No sky shines down upon you or this desert of sand and gears; no sun looks down on as you dehydrate in a place far from home.
And then the shadow has passed and you sway in unbalance as you look up into a burning red wall of flames.
The fire is everywhere, and the fire is everything. It stretches from horizon to horizon, glowing and dancing with heat, moving and pulsing with the power of youth. It burns, and it will continue to burn until long after the Earth is a dry rock with no atmosphere or life.
Your eyes fill with tears, and the fire blurs into a bright, streaky mess, and for one, beautiful second, you are looking into the face of passion.
You are recognized.
And then the heat of the desert, of this world, has evaporated your tears, leaving you with an all-consuming blaze that is continuously killing you with unrecognized circumstance.
You fall over, burning your hands as you blindly reach forward to save yourself from hurt. The sand is hot, and you cry out as the heat catches you in its apathetic arms. Sluggishly, you move into a sitting position, burning your legs in the process, until you are comfortable in your discomfort.
Questions and screams form and disappear in your mind as you look up into the sky, following the tower of gears and metal into complete inferno. The wind howls as the ocean of sand moves in great, wandering dunes around you.
The tower is still miles away, and you know you’ll never reach it. You will die here, alone in this world of sand and fire with the tower forever in the distance. Eons will pass, and your body will be buried in sand as the two spinning axles turn on and on, keeping their own time as they count away the years. You won’t be forgotten, for you’ll never be remembered; this desert has no time for you.
Another moment of shade and respite passes over you, but you are too tired to care, too exhausted and thirsty and worn out. All you want to do is sleep and escape this heat.
All you want is for the tornado in your mind to stop spinning.

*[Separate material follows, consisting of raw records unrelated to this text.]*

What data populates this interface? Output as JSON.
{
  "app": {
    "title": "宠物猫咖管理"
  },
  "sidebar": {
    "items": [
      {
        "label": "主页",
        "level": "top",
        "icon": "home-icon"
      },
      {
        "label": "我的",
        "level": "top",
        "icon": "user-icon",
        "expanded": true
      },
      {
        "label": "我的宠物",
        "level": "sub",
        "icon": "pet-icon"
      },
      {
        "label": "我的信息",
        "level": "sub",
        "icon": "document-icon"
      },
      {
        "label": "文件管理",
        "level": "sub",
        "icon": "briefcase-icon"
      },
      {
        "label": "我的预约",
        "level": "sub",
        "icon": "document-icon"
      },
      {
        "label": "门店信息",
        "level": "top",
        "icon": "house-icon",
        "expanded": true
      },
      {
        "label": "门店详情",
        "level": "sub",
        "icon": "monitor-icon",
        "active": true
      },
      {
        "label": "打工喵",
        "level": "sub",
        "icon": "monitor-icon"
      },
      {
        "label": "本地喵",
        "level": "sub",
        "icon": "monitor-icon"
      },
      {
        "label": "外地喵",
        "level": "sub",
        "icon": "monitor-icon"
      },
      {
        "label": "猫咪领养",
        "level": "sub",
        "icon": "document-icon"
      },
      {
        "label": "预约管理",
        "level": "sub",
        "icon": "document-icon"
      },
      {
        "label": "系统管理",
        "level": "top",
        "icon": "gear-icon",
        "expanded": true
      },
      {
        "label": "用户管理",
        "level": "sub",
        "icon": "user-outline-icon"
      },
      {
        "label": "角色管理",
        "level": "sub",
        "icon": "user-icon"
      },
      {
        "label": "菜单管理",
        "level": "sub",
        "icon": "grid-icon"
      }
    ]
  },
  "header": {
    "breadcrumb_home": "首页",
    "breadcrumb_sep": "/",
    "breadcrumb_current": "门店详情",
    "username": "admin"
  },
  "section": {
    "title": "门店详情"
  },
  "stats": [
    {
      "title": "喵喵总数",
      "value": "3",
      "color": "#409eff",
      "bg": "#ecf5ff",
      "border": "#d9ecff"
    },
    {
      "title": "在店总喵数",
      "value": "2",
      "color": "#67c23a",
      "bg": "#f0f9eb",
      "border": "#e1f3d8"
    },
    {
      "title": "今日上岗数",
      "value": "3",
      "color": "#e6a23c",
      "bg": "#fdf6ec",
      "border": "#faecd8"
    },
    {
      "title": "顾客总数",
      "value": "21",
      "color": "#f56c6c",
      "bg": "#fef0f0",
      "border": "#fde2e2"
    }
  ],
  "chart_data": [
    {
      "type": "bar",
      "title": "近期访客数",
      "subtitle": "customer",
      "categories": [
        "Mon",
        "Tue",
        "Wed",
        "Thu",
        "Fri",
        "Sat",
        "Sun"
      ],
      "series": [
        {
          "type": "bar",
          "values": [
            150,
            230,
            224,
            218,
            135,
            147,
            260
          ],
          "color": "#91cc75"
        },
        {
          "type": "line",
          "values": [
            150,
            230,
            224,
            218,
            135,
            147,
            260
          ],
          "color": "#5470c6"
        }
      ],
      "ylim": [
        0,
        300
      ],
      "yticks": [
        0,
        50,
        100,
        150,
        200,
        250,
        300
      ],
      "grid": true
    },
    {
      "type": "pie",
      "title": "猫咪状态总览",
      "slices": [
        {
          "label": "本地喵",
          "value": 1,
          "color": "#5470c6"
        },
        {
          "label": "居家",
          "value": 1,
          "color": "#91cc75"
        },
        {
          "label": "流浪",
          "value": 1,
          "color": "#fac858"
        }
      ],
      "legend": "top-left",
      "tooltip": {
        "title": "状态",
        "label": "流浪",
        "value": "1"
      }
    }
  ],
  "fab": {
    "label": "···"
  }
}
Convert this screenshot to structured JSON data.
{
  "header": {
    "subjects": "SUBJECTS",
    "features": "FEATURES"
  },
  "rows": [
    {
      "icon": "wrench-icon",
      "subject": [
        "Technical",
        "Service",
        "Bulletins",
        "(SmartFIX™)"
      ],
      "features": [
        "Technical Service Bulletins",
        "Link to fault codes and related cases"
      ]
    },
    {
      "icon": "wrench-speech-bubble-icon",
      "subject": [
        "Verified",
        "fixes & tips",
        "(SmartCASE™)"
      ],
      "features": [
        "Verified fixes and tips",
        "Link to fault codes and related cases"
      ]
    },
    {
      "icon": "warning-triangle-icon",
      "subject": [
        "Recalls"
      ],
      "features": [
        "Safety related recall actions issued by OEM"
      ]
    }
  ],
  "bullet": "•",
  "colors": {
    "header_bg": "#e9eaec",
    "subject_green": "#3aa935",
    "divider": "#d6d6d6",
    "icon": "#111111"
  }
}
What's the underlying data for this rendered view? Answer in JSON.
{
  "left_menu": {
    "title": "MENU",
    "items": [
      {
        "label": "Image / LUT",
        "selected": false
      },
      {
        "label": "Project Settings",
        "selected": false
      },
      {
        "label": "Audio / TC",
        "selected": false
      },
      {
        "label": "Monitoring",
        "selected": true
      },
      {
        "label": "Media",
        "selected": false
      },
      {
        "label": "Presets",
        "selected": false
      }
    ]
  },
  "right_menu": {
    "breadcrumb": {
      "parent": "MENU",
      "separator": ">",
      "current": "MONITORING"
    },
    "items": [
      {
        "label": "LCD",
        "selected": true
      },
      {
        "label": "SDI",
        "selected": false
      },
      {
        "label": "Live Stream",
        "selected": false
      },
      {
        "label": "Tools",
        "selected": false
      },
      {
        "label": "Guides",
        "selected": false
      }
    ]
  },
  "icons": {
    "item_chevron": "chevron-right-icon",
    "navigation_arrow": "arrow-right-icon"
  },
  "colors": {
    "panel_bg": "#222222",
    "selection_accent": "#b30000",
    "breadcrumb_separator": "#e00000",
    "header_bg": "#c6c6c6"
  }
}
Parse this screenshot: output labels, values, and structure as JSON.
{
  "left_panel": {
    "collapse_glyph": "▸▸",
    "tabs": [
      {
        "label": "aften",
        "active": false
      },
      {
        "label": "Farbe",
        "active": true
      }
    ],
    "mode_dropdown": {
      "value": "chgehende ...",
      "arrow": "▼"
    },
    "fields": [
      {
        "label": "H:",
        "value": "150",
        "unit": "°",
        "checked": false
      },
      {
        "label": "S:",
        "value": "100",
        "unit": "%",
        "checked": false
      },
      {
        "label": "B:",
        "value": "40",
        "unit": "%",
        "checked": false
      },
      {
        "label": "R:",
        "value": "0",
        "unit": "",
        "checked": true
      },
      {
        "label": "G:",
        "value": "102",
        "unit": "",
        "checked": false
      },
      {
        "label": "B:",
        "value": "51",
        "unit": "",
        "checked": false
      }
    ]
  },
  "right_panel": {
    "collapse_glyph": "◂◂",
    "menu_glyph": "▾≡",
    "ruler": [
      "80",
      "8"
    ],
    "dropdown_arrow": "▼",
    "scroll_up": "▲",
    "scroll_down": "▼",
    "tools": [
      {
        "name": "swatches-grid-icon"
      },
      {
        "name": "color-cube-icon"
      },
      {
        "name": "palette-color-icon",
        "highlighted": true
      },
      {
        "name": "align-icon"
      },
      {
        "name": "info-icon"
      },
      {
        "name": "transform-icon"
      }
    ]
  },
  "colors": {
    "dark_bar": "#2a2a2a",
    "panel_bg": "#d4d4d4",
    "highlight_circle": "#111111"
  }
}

Now you are lying down, and your back burns as you look up, following the tower into the fire. The tower moves and moves in purpose, and the sky burns and burns in retort, and all you can do is lay there and listen to the wind howl and chase the sand.
You wait to die.
There is a story, a special kind of story told to you long ago by a person of a special kind of unimportance. It swims through your head, burnt and fragmented.
A man is walking through a desert. He is surrounded by sand and heat, but still he walks. Why he is in the desert is unimportant, and how he escapes from the desert is unimportant, though you wonder about these two details now. They are the only parts of the story that matter to you.
The man walks and walks, dehydrating and dying, until he finds a small, golden disc in the sand. The man bends down to pick up the disc and sees that it is a watch of exquisite make. The word exquisite is not your own but that of the especially unimportant storyteller. You would have described the watch as beautiful, as promising.
The watch cannot help the man survive the heat, but it can give him something to think about while he dehydrates, and so the man looks at the watch and begins to wonder.
Who put the watch here?
He flips open the watch and sees the hands moving in perfectly timed increments, ticking away at an important purpose and unmindful of him. He then opens the back panel to see hundreds of little gears, all moving together in perfectly practices precision.
Who put the watch here?
That’s where the story ends, and as a thick band of shadow passes over, you begin to laugh great shouts of hysteria. The desert continues howling, the tower continues moving, and the fire continues burning, and as the world continues to ignore you, you continue you laugh.
Look at what the Blind Watchmaker made!
Your laughs begin to turn into screams, and as the wind howls along with you, you can hear a deep, guttural growl. It grows and swells in sound until it is all around your head, and you open your eyes for one last look at the tower.
It is still there, still spinning, and still exquisite.
And the growl strengthens and tears at your ears, and you think you can make out words, but they are so far away.
You close your eyes and focus.
The growls begin to clear.
The world of sand, gears, and fire fades away.